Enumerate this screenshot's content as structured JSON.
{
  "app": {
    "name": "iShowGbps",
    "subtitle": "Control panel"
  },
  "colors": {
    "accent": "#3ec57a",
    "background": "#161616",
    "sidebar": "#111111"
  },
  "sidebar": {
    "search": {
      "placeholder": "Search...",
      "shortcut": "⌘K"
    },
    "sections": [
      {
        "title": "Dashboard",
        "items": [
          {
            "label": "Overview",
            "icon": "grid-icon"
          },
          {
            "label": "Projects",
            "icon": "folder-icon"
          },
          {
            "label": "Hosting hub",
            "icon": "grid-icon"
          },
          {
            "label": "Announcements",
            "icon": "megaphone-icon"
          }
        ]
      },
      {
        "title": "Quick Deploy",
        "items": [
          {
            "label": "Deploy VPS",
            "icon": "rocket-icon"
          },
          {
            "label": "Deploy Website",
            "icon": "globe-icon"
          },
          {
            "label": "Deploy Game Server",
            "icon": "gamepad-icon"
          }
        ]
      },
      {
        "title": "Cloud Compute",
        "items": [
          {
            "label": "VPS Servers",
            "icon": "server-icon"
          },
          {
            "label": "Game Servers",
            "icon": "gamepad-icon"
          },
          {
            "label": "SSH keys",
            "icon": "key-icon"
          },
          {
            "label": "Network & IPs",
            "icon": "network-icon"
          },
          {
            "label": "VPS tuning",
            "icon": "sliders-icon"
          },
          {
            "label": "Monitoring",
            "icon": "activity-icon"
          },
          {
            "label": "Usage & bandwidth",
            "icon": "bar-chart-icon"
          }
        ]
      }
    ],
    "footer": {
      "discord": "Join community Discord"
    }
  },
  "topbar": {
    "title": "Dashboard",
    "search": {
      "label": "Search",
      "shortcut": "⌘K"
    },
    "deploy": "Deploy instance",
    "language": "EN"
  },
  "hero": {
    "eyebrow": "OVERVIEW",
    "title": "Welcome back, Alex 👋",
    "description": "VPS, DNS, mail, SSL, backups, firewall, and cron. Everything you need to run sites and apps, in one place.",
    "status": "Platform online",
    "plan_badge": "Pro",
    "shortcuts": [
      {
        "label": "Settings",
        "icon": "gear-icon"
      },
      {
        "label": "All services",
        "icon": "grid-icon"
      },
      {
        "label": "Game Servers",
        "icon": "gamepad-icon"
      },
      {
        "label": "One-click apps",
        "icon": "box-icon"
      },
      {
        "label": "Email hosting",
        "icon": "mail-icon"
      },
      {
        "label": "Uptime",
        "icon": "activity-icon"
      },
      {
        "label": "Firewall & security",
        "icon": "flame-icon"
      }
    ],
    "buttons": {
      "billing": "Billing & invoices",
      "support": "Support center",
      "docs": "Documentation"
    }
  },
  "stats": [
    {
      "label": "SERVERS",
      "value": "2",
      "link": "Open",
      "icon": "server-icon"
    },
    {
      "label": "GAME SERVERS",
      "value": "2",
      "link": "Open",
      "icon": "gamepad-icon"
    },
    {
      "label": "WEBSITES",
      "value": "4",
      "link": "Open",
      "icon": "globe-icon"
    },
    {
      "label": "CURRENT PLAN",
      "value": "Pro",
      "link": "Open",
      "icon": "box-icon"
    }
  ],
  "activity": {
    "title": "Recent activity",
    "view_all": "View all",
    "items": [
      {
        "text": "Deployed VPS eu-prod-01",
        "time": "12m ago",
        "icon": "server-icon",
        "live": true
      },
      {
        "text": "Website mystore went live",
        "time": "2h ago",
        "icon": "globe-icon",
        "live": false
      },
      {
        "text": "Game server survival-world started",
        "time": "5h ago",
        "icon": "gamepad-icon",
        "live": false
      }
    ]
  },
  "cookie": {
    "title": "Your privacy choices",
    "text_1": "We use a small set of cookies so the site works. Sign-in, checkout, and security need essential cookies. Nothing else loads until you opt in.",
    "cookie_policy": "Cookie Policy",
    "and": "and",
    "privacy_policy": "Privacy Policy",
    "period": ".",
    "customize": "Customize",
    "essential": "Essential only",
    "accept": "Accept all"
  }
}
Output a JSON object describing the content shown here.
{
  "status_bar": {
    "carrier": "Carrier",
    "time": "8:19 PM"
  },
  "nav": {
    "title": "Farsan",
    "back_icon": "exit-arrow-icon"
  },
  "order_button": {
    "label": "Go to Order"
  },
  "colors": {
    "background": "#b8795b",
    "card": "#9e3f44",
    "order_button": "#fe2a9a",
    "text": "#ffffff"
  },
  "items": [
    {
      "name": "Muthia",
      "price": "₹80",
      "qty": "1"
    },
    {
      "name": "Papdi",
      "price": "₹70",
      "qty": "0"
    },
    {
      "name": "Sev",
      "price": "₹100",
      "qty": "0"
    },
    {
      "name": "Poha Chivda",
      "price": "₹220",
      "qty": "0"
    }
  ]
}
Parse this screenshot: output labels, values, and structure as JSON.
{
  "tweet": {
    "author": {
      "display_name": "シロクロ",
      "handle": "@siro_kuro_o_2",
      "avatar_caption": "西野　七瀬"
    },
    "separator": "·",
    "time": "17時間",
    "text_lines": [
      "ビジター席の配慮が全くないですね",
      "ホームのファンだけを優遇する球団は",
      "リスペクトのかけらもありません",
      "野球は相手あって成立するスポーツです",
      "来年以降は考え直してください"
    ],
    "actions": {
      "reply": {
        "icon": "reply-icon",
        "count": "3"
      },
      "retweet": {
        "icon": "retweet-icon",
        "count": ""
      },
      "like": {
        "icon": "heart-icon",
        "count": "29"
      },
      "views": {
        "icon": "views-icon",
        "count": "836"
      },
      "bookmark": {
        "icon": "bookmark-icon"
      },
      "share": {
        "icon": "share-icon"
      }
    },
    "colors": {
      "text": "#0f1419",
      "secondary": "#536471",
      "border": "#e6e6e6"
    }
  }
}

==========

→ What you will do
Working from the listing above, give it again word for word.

→ Answer area
Enumerate this screenshot's content as structured JSON.
{
  "app": {
    "name": "iShowGbps",
    "subtitle": "Control panel"
  },
  "colors": {
    "accent": "#3ec57a",
    "background": "#161616",
    "sidebar": "#111111"
  },
  "sidebar": {
    "search": {
      "placeholder": "Search...",
      "shortcut": "⌘K"
    },
    "sections": [
      {
        "title": "Dashboard",
        "items": [
          {
            "label": "Overview",
            "icon": "grid-icon"
          },
          {
            "label": "Projects",
            "icon": "folder-icon"
          },
          {
            "label": "Hosting hub",
            "icon": "grid-icon"
          },
          {
            "label": "Announcements",
            "icon": "megaphone-icon"
          }
        ]
      },
      {
        "title": "Quick Deploy",
        "items": [
          {
            "label": "Deploy VPS",
            "icon": "rocket-icon"
          },
          {
            "label": "Deploy Website",
            "icon": "globe-icon"
          },
          {
            "label": "Deploy Game Server",
            "icon": "gamepad-icon"
          }
        ]
      },
      {
        "title": "Cloud Compute",
        "items": [
          {
            "label": "VPS Servers",
            "icon": "server-icon"
          },
          {
            "label": "Game Servers",
            "icon": "gamepad-icon"
          },
          {
            "label": "SSH keys",
            "icon": "key-icon"
          },
          {
            "label": "Network & IPs",
            "icon": "network-icon"
          },
          {
            "label": "VPS tuning",
            "icon": "sliders-icon"
          },
          {
            "label": "Monitoring",
            "icon": "activity-icon"
          },
          {
            "label": "Usage & bandwidth",
            "icon": "bar-chart-icon"
          }
        ]
      }
    ],
    "footer": {
      "discord": "Join community Discord"
    }
  },
  "topbar": {
    "title": "Dashboard",
    "search": {
      "label": "Search",
      "shortcut": "⌘K"
    },
    "deploy": "Deploy instance",
    "language": "EN"
  },
  "hero": {
    "eyebrow": "OVERVIEW",
    "title": "Welcome back, Alex 👋",
    "description": "VPS, DNS, mail, SSL, backups, firewall, and cron. Everything you need to run sites and apps, in one place.",
    "status": "Platform online",
    "plan_badge": "Pro",
    "shortcuts": [
      {
        "label": "Settings",
        "icon": "gear-icon"
      },
      {
        "label": "All services",
        "icon": "grid-icon"
      },
      {
        "label": "Game Servers",
        "icon": "gamepad-icon"
      },
      {
        "label": "One-click apps",
        "icon": "box-icon"
      },
      {
        "label": "Email hosting",
        "icon": "mail-icon"
      },
      {
        "label": "Uptime",
        "icon": "activity-icon"
      },
      {
        "label": "Firewall & security",
        "icon": "flame-icon"
      }
    ],
    "buttons": {
      "billing": "Billing & invoices",
      "support": "Support center",
      "docs": "Documentation"
    }
  },
  "stats": [
    {
      "label": "SERVERS",
      "value": "2",
      "link": "Open",
      "icon": "server-icon"
    },
    {
      "label": "GAME SERVERS",
      "value": "2",
      "link": "Open",
      "icon": "gamepad-icon"
    },
    {
      "label": "WEBSITES",
      "value": "4",
      "link": "Open",
      "icon": "globe-icon"
    },
    {
      "label": "CURRENT PLAN",
      "value": "Pro",
      "link": "Open",
      "icon": "box-icon"
    }
  ],
  "activity": {
    "title": "Recent activity",
    "view_all": "View all",
    "items": [
      {
        "text": "Deployed VPS eu-prod-01",
        "time": "12m ago",
        "icon": "server-icon",
        "live": true
      },
      {
        "text": "Website mystore went live",
        "time": "2h ago",
        "icon": "globe-icon",
        "live": false
      },
      {
        "text": "Game server survival-world started",
        "time": "5h ago",
        "icon": "gamepad-icon",
        "live": false
      }
    ]
  },
  "cookie": {
    "title": "Your privacy choices",
    "text_1": "We use a small set of cookies so the site works. Sign-in, checkout, and security need essential cookies. Nothing else loads until you opt in.",
    "cookie_policy": "Cookie Policy",
    "and": "and",
    "privacy_policy": "Privacy Policy",
    "period": ".",
    "customize": "Customize",
    "essential": "Essential only",
    "accept": "Accept all"
  }
}
Output a JSON object describing the content shown here.
{
  "status_bar": {
    "carrier": "Carrier",
    "time": "8:19 PM"
  },
  "nav": {
    "title": "Farsan",
    "back_icon": "exit-arrow-icon"
  },
  "order_button": {
    "label": "Go to Order"
  },
  "colors": {
    "background": "#b8795b",
    "card": "#9e3f44",
    "order_button": "#fe2a9a",
    "text": "#ffffff"
  },
  "items": [
    {
      "name": "Muthia",
      "price": "₹80",
      "qty": "1"
    },
    {
      "name": "Papdi",
      "price": "₹70",
      "qty": "0"
    },
    {
      "name": "Sev",
      "price": "₹100",
      "qty": "0"
    },
    {
      "name": "Poha Chivda",
      "price": "₹220",
      "qty": "0"
    }
  ]
}
Parse this screenshot: output labels, values, and structure as JSON.
{
  "tweet": {
    "author": {
      "display_name": "シロクロ",
      "handle": "@siro_kuro_o_2",
      "avatar_caption": "西野　七瀬"
    },
    "separator": "·",
    "time": "17時間",
    "text_lines": [
      "ビジター席の配慮が全くないですね",
      "ホームのファンだけを優遇する球団は",
      "リスペクトのかけらもありません",
      "野球は相手あって成立するスポーツです",
      "来年以降は考え直してください"
    ],
    "actions": {
      "reply": {
        "icon": "reply-icon",
        "count": "3"
      },
      "retweet": {
        "icon": "retweet-icon",
        "count": ""
      },
      "like": {
        "icon": "heart-icon",
        "count": "29"
      },
      "views": {
        "icon": "views-icon",
        "count": "836"
      },
      "bookmark": {
        "icon": "bookmark-icon"
      },
      "share": {
        "icon": "share-icon"
      }
    },
    "colors": {
      "text": "#0f1419",
      "secondary": "#536471",
      "border": "#e6e6e6"
    }
  }
}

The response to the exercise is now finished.